■ **Exercise**: Please filter the entries and return only the lines that include "name".

■ **Data about app and page elements**:
Segment Open

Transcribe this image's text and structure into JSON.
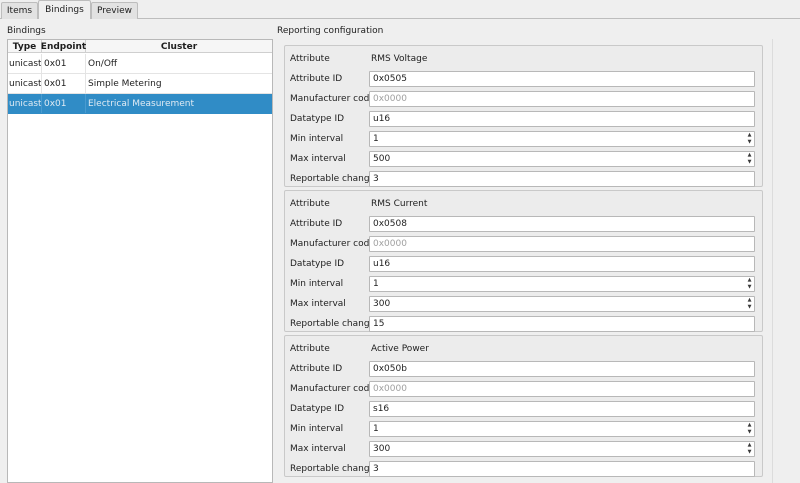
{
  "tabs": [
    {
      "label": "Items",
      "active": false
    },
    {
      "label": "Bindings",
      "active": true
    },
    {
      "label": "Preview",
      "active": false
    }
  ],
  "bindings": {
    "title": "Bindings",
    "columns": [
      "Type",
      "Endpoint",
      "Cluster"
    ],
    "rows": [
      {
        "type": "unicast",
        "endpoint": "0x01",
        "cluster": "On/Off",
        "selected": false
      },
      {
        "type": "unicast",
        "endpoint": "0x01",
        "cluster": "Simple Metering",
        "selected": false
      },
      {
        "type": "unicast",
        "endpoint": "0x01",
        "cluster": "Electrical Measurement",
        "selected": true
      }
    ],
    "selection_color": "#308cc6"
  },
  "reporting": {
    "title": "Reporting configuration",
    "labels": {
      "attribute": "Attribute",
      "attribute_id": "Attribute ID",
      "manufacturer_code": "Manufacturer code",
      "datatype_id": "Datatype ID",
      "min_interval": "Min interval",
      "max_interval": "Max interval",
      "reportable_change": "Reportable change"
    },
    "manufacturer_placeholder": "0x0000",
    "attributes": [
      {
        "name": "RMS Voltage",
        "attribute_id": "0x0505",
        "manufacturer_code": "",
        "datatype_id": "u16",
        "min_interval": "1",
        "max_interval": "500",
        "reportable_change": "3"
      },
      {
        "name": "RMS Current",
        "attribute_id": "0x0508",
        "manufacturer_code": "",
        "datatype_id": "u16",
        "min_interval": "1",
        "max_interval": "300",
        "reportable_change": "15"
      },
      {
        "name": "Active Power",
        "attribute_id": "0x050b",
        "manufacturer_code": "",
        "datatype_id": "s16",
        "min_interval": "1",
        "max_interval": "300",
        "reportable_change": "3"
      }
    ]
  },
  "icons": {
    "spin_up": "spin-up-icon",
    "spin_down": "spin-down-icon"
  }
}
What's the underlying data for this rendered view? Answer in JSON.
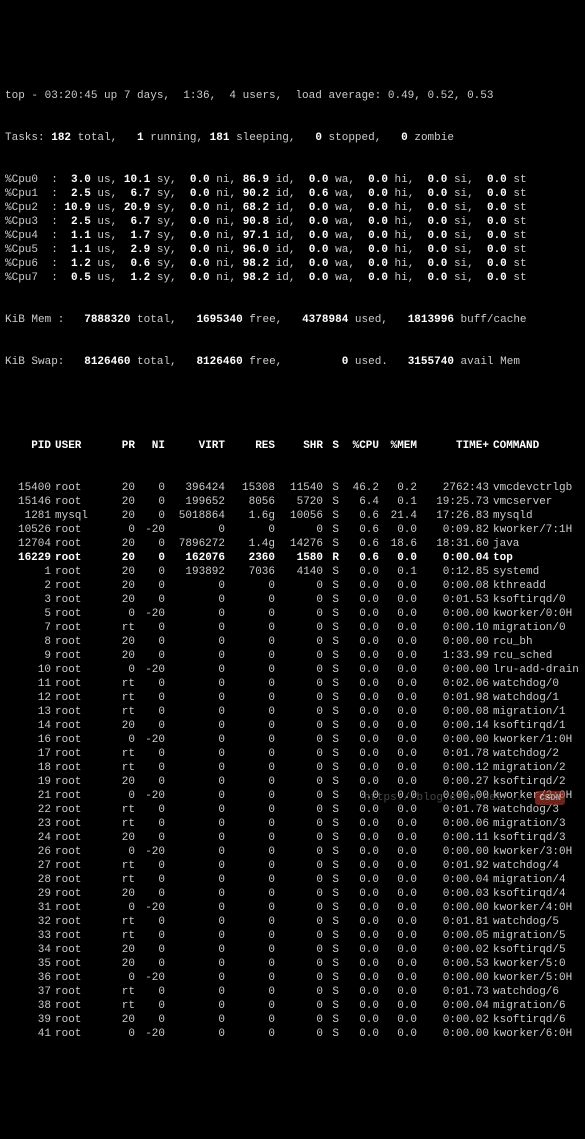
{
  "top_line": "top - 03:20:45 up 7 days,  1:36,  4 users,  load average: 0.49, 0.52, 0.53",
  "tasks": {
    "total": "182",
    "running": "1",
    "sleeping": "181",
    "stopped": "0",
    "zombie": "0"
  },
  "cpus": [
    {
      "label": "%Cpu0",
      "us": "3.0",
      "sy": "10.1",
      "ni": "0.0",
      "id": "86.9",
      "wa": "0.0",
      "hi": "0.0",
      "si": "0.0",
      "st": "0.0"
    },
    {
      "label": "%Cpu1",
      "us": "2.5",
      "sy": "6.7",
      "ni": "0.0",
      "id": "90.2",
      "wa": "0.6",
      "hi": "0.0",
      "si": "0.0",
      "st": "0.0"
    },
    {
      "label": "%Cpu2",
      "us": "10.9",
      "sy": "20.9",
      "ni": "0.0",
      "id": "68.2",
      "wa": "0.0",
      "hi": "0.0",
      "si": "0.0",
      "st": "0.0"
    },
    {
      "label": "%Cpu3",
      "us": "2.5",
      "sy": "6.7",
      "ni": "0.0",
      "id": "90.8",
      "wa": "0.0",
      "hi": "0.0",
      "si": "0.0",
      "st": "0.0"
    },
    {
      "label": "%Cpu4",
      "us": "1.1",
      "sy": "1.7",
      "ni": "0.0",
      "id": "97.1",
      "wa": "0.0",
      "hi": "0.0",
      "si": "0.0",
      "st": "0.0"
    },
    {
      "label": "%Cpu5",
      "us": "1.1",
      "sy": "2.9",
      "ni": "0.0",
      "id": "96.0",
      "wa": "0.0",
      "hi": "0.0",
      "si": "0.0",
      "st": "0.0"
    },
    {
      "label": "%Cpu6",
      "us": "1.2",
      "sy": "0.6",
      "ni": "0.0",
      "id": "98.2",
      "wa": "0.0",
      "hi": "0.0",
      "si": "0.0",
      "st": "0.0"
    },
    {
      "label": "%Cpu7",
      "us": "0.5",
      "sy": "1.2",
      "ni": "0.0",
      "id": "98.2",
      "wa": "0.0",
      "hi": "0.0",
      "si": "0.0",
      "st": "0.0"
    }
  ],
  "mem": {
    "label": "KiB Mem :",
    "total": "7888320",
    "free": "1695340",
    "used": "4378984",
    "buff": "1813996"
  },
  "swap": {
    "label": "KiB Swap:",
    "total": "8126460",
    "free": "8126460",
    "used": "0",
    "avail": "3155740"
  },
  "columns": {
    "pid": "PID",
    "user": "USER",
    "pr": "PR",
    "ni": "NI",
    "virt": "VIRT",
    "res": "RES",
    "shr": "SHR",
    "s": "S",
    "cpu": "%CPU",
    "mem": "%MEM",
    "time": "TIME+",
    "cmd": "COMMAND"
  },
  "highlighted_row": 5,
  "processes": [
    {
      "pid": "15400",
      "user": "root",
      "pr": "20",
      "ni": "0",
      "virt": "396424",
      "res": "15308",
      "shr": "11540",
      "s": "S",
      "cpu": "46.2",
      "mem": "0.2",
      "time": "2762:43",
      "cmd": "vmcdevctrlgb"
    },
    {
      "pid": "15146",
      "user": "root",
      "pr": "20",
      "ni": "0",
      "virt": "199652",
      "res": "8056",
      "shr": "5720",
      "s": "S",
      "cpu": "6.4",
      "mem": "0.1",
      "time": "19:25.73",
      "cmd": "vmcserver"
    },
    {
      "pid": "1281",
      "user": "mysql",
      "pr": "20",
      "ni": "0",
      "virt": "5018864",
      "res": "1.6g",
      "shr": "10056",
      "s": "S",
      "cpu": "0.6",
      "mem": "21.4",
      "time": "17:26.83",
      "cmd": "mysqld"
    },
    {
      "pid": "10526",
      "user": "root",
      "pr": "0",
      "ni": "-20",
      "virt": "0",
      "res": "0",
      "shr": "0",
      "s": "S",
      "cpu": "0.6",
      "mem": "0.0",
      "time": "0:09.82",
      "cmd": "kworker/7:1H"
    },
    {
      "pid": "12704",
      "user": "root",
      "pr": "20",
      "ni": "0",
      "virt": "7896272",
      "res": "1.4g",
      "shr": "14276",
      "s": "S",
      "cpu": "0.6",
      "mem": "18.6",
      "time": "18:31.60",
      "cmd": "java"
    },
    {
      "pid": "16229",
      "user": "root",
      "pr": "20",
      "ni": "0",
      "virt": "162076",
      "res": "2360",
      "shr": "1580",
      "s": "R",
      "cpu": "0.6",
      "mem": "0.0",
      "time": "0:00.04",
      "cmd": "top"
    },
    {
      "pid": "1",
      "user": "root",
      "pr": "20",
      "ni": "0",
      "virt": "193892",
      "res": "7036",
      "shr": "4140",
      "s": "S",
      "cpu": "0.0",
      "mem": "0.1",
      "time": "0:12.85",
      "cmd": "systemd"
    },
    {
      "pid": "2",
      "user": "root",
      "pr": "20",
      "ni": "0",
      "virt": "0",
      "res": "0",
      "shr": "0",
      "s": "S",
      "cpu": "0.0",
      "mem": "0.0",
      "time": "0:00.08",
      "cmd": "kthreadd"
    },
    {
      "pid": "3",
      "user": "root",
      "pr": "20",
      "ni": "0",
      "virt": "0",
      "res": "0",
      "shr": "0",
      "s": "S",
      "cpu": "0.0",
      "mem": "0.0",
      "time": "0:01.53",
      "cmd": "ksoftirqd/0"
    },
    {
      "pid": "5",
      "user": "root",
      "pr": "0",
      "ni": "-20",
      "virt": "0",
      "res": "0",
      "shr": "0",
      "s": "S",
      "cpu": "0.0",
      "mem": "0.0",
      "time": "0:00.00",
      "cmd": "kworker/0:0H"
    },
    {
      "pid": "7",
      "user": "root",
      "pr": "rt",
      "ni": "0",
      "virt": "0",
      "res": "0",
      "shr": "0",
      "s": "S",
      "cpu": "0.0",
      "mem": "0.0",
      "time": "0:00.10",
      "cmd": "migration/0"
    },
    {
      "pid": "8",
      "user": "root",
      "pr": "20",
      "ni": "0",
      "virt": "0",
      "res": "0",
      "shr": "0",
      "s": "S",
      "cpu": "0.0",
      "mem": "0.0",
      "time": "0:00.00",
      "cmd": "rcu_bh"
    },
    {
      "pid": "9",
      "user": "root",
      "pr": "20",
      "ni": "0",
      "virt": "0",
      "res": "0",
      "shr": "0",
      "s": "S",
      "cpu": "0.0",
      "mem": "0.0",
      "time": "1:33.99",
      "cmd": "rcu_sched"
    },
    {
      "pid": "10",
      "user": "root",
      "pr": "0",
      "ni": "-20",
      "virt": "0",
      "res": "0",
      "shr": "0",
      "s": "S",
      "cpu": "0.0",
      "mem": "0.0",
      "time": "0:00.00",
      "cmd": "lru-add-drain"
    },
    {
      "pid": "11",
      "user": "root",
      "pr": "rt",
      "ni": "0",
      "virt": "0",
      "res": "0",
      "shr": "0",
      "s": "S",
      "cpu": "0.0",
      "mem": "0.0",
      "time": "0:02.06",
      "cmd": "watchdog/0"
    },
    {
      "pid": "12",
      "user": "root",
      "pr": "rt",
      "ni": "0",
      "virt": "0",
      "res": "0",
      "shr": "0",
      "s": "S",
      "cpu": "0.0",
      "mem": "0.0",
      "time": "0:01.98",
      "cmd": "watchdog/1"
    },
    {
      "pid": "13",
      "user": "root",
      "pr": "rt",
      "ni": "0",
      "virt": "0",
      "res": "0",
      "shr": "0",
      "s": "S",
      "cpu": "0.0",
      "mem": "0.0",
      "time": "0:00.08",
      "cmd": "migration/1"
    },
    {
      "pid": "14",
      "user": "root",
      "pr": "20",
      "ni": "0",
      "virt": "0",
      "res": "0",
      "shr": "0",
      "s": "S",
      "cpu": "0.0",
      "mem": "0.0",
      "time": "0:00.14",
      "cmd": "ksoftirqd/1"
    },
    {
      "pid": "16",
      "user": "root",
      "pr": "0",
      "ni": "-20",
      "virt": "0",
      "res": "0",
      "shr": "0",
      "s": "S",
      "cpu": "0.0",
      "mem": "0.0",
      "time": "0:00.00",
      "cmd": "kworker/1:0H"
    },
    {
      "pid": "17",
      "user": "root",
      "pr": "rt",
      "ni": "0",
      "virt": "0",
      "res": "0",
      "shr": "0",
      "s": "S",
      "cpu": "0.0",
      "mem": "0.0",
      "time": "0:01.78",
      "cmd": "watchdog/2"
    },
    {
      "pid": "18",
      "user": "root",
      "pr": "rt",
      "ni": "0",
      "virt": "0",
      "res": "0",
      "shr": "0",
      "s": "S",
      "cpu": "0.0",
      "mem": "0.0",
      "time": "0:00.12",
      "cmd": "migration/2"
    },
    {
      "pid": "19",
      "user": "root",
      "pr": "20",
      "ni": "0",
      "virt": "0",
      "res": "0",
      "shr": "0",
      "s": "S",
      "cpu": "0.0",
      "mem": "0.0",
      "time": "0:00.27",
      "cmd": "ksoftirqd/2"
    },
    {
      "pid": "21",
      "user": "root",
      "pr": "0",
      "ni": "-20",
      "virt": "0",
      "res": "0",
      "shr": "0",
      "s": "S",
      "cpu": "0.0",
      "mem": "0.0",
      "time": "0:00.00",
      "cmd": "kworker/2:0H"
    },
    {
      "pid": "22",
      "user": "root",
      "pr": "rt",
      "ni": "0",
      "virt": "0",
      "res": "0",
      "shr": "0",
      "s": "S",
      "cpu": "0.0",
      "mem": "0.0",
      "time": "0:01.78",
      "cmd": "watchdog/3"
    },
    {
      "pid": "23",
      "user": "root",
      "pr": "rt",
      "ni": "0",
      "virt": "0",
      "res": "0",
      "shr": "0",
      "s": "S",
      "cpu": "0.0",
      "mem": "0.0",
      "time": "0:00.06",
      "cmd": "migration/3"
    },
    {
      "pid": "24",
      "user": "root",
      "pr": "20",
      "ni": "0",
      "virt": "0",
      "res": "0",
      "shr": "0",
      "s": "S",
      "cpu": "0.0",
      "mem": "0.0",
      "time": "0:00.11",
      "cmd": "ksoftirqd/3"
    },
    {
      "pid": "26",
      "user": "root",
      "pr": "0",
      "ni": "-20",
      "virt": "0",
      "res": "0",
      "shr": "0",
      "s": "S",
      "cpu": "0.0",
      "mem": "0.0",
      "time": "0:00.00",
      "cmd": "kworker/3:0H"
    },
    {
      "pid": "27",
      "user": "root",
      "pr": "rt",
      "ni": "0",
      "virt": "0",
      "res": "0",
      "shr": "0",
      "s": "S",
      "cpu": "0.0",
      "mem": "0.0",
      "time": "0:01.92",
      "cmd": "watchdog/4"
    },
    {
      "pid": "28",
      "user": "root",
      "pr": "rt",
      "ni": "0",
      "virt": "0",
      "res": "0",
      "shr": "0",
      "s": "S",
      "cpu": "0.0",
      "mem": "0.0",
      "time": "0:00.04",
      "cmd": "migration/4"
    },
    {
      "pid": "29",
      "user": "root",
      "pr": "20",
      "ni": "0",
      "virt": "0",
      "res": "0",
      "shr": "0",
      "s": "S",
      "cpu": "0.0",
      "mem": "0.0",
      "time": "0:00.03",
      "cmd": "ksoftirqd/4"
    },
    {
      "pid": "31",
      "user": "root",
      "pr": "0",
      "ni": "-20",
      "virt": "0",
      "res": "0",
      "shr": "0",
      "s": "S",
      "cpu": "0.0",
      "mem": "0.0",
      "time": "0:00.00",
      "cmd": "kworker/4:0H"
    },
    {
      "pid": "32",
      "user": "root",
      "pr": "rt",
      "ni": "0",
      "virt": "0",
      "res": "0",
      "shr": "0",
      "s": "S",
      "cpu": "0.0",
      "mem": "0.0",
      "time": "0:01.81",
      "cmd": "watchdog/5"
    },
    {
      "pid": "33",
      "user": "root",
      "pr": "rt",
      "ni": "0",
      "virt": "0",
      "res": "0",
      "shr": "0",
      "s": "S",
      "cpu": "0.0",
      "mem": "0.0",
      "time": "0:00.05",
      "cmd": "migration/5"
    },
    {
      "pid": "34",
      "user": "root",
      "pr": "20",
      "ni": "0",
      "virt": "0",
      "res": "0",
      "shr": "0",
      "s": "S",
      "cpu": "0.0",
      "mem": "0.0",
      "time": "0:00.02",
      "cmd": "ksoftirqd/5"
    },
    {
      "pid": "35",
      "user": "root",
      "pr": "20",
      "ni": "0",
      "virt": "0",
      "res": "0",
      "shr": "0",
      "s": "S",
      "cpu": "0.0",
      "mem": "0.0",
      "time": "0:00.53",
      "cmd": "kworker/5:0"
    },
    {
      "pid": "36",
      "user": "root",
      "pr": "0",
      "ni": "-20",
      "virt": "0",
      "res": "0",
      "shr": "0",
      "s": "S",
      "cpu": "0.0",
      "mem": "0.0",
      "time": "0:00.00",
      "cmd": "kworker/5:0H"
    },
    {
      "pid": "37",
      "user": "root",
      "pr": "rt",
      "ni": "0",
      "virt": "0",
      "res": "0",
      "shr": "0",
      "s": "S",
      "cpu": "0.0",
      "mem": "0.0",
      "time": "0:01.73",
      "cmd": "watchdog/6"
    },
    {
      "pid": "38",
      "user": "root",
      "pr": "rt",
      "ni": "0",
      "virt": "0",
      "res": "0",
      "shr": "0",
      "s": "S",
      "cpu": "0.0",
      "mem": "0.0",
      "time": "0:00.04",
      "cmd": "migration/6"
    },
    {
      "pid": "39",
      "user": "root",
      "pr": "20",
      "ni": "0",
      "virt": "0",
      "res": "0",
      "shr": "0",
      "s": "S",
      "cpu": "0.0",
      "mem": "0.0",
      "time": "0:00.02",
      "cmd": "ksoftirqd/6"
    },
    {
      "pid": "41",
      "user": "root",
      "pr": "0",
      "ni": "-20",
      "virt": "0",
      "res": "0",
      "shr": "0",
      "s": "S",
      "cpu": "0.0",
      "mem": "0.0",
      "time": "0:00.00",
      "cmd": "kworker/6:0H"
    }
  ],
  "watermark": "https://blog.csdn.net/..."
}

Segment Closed
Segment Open

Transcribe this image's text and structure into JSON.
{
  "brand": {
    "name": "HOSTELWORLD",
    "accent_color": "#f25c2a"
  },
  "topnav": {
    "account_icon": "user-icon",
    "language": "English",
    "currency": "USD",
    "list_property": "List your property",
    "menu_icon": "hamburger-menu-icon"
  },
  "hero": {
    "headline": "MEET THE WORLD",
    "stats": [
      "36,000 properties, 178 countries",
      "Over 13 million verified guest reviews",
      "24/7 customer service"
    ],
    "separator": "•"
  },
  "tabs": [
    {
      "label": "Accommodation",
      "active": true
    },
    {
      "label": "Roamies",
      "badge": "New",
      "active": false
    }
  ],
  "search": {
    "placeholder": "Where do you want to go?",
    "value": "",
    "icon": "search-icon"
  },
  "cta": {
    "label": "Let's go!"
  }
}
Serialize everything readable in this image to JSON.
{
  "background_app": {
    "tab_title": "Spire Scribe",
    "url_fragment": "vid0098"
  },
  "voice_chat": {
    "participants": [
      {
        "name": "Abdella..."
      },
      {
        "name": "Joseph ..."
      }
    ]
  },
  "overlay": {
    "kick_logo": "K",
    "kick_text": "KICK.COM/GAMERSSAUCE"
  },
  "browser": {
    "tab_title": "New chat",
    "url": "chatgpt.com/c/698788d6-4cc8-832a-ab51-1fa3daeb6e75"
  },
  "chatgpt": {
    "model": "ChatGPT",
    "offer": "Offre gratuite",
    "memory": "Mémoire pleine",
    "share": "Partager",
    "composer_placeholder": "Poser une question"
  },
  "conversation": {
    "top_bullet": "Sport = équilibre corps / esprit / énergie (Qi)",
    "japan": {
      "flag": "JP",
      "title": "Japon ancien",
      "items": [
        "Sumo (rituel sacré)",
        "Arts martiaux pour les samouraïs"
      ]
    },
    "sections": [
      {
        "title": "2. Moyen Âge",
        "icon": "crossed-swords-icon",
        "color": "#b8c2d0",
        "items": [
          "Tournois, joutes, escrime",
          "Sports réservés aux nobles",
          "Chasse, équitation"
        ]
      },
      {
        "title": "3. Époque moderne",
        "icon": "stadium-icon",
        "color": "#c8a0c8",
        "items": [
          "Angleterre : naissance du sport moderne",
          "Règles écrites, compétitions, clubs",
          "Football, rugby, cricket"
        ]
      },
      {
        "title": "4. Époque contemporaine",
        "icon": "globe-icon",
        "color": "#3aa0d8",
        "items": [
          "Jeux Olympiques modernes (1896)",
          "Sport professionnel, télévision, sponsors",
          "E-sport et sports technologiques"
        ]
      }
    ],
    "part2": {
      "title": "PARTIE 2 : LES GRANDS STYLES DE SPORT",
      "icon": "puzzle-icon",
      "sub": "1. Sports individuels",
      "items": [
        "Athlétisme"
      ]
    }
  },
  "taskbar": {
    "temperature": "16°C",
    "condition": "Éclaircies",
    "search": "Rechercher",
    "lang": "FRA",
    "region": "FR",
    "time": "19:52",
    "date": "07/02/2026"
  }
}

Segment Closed

■ **Written answer**:
        "name": "RMS Voltage",
        "name": "RMS Current",
        "name": "Active Power",
    "name": "HOSTELWORLD",
        "name": "Abdella..."
        "name": "Joseph ..."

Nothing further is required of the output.